RECORDS SUPPLIED –
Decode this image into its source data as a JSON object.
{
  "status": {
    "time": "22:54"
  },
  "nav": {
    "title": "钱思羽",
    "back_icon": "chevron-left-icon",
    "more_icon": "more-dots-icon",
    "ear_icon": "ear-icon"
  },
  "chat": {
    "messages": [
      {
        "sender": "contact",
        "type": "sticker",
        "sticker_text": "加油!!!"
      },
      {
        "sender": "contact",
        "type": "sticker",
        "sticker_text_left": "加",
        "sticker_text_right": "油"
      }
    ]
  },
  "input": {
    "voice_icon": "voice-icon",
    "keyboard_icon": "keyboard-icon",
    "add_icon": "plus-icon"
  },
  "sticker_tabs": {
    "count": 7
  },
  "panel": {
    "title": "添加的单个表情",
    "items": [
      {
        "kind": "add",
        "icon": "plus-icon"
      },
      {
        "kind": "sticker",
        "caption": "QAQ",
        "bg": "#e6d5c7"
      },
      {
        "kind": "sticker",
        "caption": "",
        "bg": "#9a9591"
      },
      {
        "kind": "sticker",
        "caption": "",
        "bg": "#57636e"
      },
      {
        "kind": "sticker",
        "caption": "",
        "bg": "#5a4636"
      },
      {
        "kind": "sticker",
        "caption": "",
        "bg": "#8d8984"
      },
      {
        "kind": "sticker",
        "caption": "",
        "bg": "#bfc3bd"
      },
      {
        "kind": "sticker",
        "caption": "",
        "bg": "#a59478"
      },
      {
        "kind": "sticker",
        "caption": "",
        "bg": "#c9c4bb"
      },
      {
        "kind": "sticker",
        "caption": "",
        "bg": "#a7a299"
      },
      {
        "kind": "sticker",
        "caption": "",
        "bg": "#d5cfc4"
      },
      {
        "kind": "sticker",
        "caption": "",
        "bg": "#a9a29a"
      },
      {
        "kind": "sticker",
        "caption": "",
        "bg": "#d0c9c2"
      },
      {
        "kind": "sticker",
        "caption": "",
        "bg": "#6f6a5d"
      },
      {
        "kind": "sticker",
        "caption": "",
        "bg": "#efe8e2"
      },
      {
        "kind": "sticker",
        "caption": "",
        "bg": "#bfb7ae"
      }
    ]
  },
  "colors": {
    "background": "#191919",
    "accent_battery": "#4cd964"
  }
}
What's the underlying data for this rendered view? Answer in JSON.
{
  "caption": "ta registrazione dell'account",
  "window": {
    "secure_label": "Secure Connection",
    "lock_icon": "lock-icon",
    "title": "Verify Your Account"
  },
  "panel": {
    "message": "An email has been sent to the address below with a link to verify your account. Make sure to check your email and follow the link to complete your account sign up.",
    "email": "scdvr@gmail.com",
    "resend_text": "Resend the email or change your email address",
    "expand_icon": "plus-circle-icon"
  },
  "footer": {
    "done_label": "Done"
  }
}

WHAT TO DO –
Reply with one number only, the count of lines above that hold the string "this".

RESPONSE AREA –
2